EXERCISE REQUIREMENTS —
Every entry that follows should be output exactly, and every image in it left out.

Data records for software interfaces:
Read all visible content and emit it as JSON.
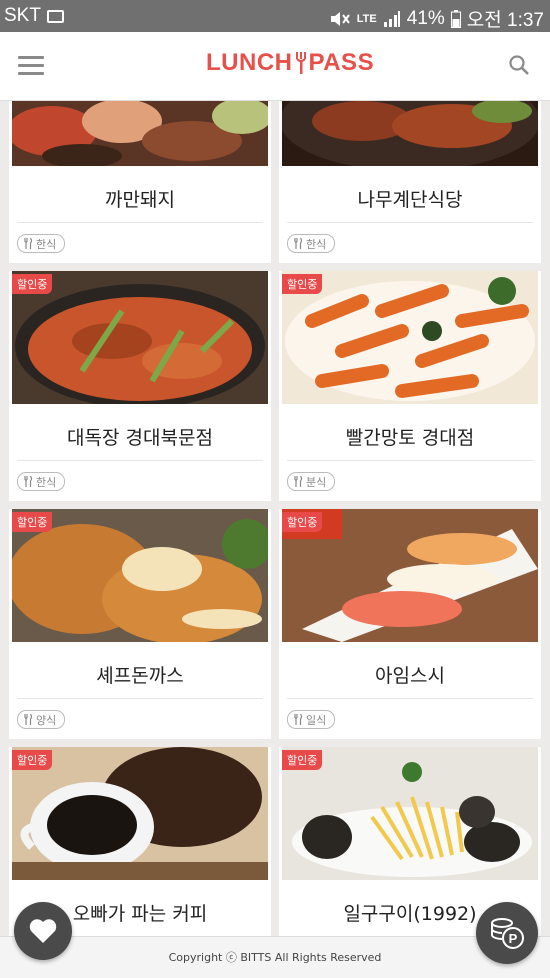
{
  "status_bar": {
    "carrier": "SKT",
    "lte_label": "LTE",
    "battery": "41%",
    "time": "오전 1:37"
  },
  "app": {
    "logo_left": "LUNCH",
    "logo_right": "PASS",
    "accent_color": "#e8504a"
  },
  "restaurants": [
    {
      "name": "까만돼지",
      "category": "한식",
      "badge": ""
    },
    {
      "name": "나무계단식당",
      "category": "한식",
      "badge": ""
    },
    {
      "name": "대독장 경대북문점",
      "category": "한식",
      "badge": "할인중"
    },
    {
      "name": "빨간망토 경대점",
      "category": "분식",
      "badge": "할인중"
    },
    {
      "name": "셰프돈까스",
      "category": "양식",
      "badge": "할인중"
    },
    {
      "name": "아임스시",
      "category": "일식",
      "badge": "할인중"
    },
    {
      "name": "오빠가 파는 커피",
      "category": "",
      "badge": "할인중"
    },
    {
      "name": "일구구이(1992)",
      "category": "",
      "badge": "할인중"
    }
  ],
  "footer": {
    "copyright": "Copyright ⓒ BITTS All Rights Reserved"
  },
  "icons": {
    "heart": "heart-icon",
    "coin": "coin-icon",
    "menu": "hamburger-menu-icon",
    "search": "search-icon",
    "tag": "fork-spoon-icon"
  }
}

ANSWER TO THE PROBLEM —
Read all visible content and emit it as JSON.
{
  "status_bar": {
    "carrier": "SKT",
    "lte_label": "LTE",
    "battery": "41%",
    "time": "오전 1:37"
  },
  "app": {
    "logo_left": "LUNCH",
    "logo_right": "PASS",
    "accent_color": "#e8504a"
  },
  "restaurants": [
    {
      "name": "까만돼지",
      "category": "한식",
      "badge": ""
    },
    {
      "name": "나무계단식당",
      "category": "한식",
      "badge": ""
    },
    {
      "name": "대독장 경대북문점",
      "category": "한식",
      "badge": "할인중"
    },
    {
      "name": "빨간망토 경대점",
      "category": "분식",
      "badge": "할인중"
    },
    {
      "name": "셰프돈까스",
      "category": "양식",
      "badge": "할인중"
    },
    {
      "name": "아임스시",
      "category": "일식",
      "badge": "할인중"
    },
    {
      "name": "오빠가 파는 커피",
      "category": "",
      "badge": "할인중"
    },
    {
      "name": "일구구이(1992)",
      "category": "",
      "badge": "할인중"
    }
  ],
  "footer": {
    "copyright": "Copyright ⓒ BITTS All Rights Reserved"
  },
  "icons": {
    "heart": "heart-icon",
    "coin": "coin-icon",
    "menu": "hamburger-menu-icon",
    "search": "search-icon",
    "tag": "fork-spoon-icon"
  }
}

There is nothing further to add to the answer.